(Beginning of Material for this exercise)

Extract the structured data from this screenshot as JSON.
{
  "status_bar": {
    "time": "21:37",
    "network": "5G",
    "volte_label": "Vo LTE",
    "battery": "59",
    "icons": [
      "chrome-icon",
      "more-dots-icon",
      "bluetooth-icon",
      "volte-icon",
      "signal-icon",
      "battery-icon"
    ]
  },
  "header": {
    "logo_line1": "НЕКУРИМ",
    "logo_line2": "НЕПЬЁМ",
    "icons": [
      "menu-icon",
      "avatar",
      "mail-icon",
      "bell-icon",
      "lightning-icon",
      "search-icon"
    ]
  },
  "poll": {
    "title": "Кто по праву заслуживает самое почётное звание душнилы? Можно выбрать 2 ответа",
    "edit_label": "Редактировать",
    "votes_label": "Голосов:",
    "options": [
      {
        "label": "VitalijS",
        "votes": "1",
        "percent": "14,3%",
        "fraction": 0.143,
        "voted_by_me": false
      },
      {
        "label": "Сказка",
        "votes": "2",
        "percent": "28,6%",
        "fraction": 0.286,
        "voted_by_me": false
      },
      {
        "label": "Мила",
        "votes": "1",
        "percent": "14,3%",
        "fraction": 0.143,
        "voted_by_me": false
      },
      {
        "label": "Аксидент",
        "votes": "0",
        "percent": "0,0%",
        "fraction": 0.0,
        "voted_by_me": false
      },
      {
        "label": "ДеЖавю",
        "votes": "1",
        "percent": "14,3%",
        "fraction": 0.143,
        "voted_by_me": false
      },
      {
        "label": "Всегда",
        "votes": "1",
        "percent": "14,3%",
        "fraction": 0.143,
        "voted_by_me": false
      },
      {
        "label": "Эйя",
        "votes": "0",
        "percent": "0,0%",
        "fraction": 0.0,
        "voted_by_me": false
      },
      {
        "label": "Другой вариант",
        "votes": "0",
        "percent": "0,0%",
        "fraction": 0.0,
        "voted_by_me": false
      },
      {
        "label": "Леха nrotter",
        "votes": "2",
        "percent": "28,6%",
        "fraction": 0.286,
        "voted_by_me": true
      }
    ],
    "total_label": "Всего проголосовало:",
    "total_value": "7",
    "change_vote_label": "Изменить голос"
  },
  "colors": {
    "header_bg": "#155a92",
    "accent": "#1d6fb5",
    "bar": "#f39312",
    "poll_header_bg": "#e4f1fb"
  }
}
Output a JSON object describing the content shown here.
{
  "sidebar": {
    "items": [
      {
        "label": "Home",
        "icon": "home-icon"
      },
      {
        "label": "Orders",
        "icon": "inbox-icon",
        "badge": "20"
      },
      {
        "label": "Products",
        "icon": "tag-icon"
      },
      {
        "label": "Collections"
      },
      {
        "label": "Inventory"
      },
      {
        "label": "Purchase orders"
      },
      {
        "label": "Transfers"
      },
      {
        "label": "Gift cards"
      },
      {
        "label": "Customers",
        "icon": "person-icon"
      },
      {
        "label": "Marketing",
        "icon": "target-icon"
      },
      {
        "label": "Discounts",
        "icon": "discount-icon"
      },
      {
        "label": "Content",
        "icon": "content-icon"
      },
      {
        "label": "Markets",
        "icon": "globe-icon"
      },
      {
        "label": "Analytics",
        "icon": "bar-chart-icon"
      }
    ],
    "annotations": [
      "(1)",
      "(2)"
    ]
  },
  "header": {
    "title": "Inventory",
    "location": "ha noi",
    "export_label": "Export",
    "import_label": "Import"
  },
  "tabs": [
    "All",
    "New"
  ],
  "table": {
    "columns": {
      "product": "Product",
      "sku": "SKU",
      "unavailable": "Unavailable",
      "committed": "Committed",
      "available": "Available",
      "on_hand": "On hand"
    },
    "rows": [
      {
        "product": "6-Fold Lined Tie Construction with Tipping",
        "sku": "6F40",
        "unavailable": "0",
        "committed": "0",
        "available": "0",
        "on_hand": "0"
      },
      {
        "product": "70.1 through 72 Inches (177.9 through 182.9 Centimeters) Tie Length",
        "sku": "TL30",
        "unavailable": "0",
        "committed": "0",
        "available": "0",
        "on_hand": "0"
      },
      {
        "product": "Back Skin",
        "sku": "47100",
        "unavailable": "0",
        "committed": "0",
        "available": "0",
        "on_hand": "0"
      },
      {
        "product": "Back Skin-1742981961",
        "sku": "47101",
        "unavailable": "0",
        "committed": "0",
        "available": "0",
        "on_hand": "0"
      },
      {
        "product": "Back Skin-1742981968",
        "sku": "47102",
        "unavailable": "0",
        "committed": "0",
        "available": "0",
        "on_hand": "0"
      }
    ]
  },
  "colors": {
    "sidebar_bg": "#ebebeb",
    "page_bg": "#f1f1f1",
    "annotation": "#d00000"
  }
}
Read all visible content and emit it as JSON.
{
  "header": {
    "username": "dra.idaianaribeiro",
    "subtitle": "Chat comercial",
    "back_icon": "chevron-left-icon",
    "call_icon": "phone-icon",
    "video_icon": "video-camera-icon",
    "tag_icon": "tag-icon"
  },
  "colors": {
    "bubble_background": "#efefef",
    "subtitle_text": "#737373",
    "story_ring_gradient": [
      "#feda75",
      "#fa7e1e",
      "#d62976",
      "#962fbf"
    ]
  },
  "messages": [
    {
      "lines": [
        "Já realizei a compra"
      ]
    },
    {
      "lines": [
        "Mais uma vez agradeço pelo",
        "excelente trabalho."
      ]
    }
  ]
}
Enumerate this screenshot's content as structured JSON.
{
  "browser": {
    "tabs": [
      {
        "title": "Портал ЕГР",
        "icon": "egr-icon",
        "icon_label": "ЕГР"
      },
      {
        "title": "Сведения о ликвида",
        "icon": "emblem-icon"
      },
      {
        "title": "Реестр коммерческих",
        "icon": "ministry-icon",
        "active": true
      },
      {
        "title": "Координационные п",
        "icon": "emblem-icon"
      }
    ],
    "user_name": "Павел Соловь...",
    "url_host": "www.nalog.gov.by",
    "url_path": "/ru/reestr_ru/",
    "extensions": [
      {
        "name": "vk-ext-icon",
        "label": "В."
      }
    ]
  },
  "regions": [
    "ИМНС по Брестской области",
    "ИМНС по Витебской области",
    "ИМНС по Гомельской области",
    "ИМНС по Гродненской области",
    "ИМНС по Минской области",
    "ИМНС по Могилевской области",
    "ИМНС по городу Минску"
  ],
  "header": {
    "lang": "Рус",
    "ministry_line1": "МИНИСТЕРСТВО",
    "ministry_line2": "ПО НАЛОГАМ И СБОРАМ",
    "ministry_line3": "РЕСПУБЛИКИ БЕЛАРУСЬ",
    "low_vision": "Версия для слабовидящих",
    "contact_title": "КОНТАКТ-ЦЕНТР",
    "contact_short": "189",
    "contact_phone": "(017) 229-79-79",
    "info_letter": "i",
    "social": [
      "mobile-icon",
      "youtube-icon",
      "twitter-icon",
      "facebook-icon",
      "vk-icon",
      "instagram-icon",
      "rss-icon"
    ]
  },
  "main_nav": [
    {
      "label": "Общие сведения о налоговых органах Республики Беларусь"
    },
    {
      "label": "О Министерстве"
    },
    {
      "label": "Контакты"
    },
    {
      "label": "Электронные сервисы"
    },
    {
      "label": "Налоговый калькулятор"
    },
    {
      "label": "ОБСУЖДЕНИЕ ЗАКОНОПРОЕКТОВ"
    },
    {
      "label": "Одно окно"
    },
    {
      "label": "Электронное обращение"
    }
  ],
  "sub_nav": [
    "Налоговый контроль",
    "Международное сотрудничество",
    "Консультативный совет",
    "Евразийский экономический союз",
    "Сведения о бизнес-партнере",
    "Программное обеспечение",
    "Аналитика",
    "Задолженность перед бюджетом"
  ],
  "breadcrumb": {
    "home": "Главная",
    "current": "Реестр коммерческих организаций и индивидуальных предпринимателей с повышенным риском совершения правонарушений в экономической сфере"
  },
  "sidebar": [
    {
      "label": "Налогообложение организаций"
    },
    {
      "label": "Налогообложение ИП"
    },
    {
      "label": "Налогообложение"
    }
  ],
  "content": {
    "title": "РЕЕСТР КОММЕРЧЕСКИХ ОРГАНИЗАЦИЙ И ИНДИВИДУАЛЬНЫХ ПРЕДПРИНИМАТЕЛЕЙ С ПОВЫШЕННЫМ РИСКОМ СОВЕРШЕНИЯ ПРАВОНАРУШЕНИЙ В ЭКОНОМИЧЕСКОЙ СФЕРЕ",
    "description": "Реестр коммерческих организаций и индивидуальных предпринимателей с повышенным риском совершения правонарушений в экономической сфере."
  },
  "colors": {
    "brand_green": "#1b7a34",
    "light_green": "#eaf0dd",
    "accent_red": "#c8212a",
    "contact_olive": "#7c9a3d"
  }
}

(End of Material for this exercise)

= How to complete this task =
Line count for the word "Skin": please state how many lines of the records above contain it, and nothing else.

= Answer =
3